Hours Equivalent Credit: 20
This course looks into the origin, evolution and distribution of life in the Universe, broadly considered as ‘astrobiology’. The objective of the course is to provide a perspective in geology, biology and chemistry at an introductory level. Here is a video introduction.
Lecturer: Lyndsay Fletcher, Eduard Kontar, Moira Jardine
Hours Equivalent Credit: 10
Assessment: Online Quiz, worked examples, short essay
This is a biennial course that will not run in 2020/21 but is expected in 2021/22.
The course will give an overview of the physics of plasmas, and introduce applications in astrophysics. Beginning with basic definitions and ideas such as plasma waves and kinetic theory, the course will develop fundamental concepts in astrophysical plasma diagnostics, including cyclotron and synchrotron radiation, bremsstrahlung and recombination emission, wave-particle interactions and plasma emission (coherent and maser). Magnetohydrodynamics will be studied as a tool for understanding dynamos, solar and solar-terrestrial environments, and magnetospheres. The course will conclude with topical lectures on plasmas in different astrophysical environments.
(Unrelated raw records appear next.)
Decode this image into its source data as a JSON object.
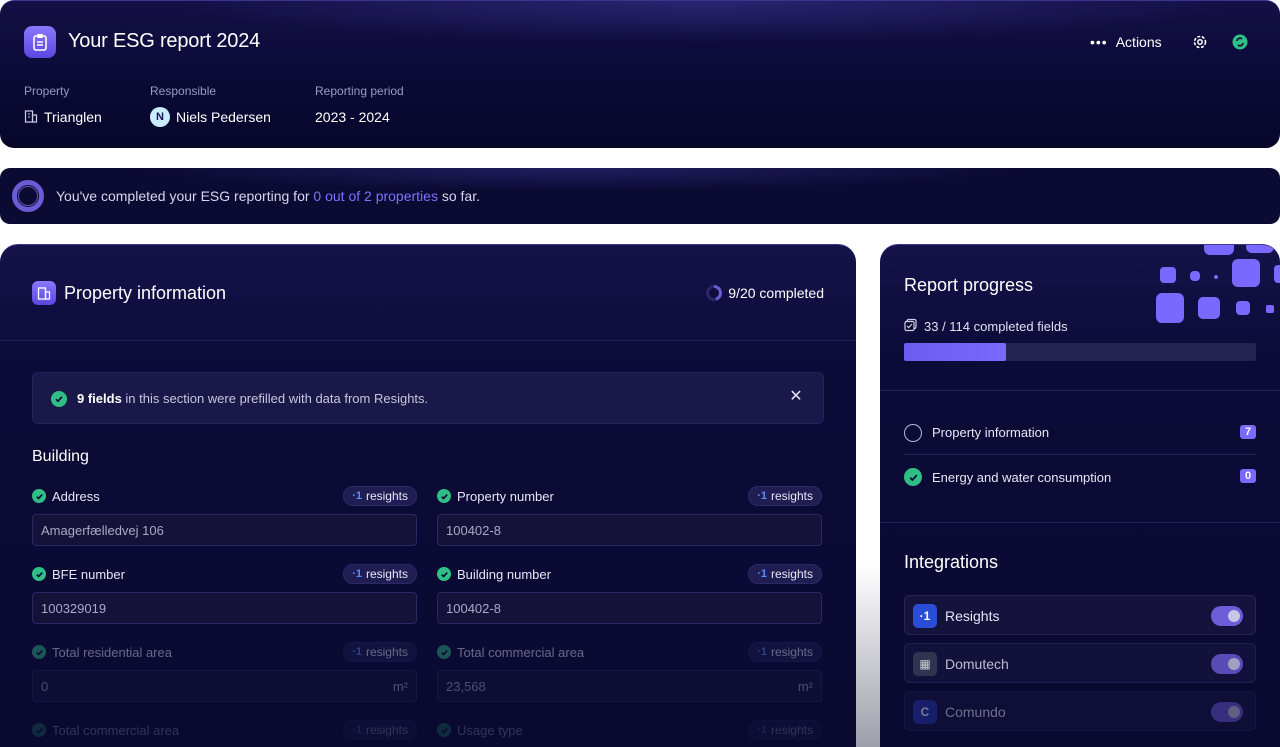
{
  "header": {
    "title": "Your ESG report 2024",
    "actions_label": "Actions",
    "property_label": "Property",
    "property_value": "Trianglen",
    "responsible_label": "Responsible",
    "responsible_initial": "N",
    "responsible_value": "Niels Pedersen",
    "period_label": "Reporting period",
    "period_value": "2023 - 2024",
    "icons": [
      "clipboard-icon",
      "more-dots-icon",
      "gear-icon",
      "status-sync-icon",
      "building-icon"
    ]
  },
  "banner": {
    "text_before": "You've completed your ESG reporting for ",
    "highlight": "0 out of 2 properties",
    "text_after": " so far."
  },
  "section": {
    "title": "Property information",
    "status": "9/20 completed",
    "progress_fraction": 0.45,
    "notice_bold": "9 fields",
    "notice_rest": " in this section were prefilled with data from Resights.",
    "group_title": "Building",
    "badge_mark": "·1",
    "badge_label": "resights",
    "fields": [
      {
        "label": "Address",
        "value": "Amagerfælledvej 106",
        "unit": ""
      },
      {
        "label": "Property number",
        "value": "100402-8",
        "unit": ""
      },
      {
        "label": "BFE number",
        "value": "100329019",
        "unit": ""
      },
      {
        "label": "Building number",
        "value": "100402-8",
        "unit": ""
      },
      {
        "label": "Total residential area",
        "value": "0",
        "unit": "m²"
      },
      {
        "label": "Total commercial area",
        "value": "23,568",
        "unit": "m²"
      },
      {
        "label": "Total commercial area",
        "value": "",
        "unit": ""
      },
      {
        "label": "Usage type",
        "value": "",
        "unit": ""
      }
    ]
  },
  "report": {
    "title": "Report progress",
    "count": "33 / 114 completed fields",
    "progress_fraction": 0.289,
    "rows": [
      {
        "label": "Property information",
        "count": "7",
        "done": false
      },
      {
        "label": "Energy and water consumption",
        "count": "0",
        "done": true
      }
    ]
  },
  "integrations": {
    "title": "Integrations",
    "items": [
      {
        "name": "Resights",
        "logo": "·1",
        "color": "#2a4dd6",
        "enabled": true
      },
      {
        "name": "Domutech",
        "logo": "▦",
        "color": "#3a3f55",
        "enabled": true
      },
      {
        "name": "Comundo",
        "logo": "C",
        "color": "#2a3ab0",
        "enabled": true
      }
    ]
  }
}
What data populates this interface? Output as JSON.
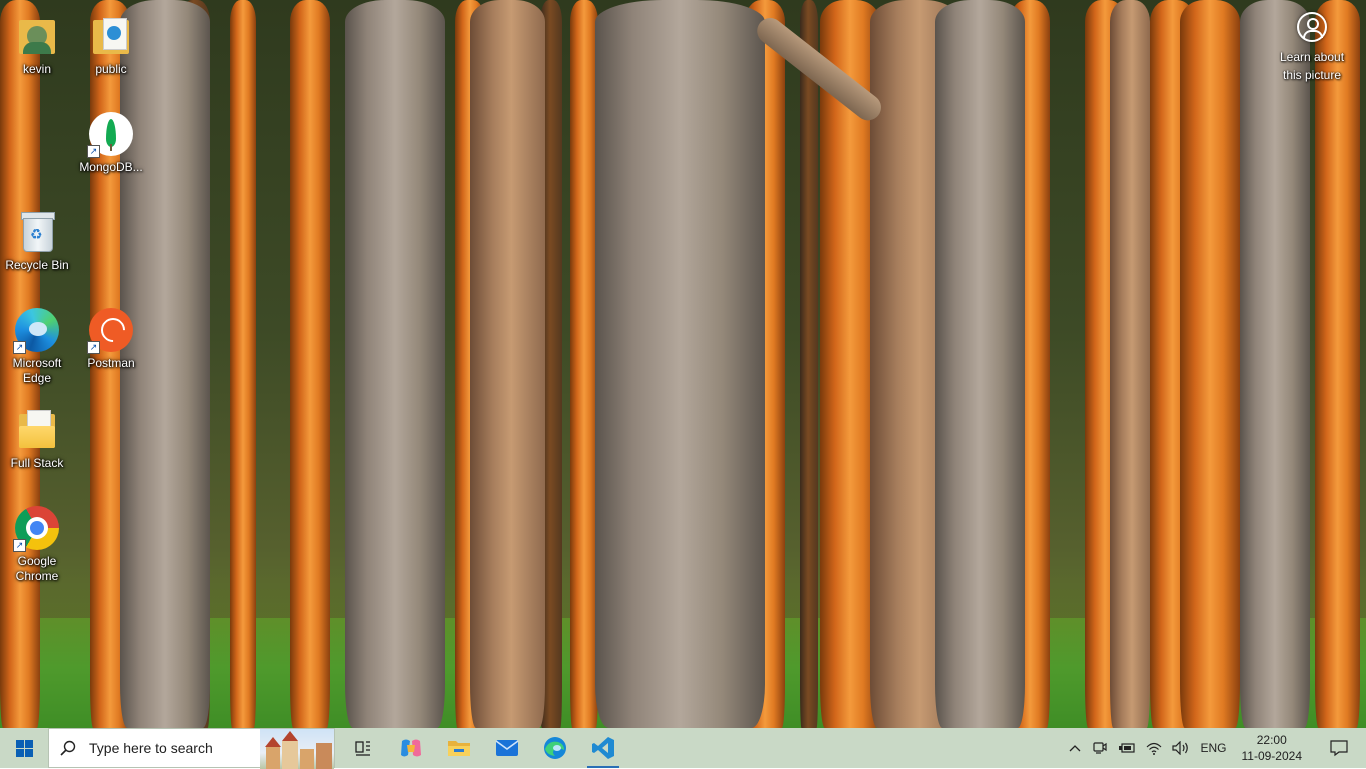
{
  "desktop": {
    "icons": [
      {
        "name": "kevin"
      },
      {
        "name": "public"
      },
      {
        "name": "MongoDB..."
      },
      {
        "name": "Recycle Bin"
      },
      {
        "name": "Microsoft Edge"
      },
      {
        "name": "Postman"
      },
      {
        "name": "Full Stack"
      },
      {
        "name": "Google Chrome"
      }
    ],
    "learn_about": "Learn about this picture"
  },
  "taskbar": {
    "search_placeholder": "Type here to search",
    "pinned": [
      "task-view",
      "copilot",
      "file-explorer",
      "mail",
      "microsoft-edge",
      "visual-studio-code"
    ],
    "active_app": "visual-studio-code",
    "tray": {
      "language": "ENG",
      "time": "22:00",
      "date": "11-09-2024"
    }
  },
  "colors": {
    "taskbar_bg": "#c9d9c6",
    "accent": "#0a5fb4"
  }
}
Students are strongly advised to take the Semester 1 course on Plasma Physics in the Nuclear and Plasma Theme first.
Hours Equivalent Credit: 18
Assessment: 50% oral exam, 50% report on computer-based project
This course provides a comprehensive introduction to the physical processes at work in the solar atmosphere, and to the principles and practice of research in the physics of the solar atmosphere. It is compulsory to all students enrolled on the MSc in Astrophysics, and optional to all students on the MSc in Theoretical Physics.
Its aims are:
- To develop the students’ knowledge of emission processes of electromagnetic radiation; plasma physics; instrumentation; data analysis; theory and modelling – all in the context of the study of the solar atmosphere.
- To offer initial training in solar physics research which will be useful for students interested in pursuing a career in astrophysics or theoretical astrophysics.
Institution: St. Andrews
Hours Equivalent Credit: 15
Assessment: mock observing proposal as homework
The course includes 5 lectures on the basics of professional observations, given by observatory director Dr. Aleks Scholz. This will be complemented by 5 lectures on specialised observing techniques, given by St. Andrews staff members. Observations will be made through remotely controlled telescopes.
In 2020/21, this course will not include nighttime observations in person, but instead will be conducted online.Introduction video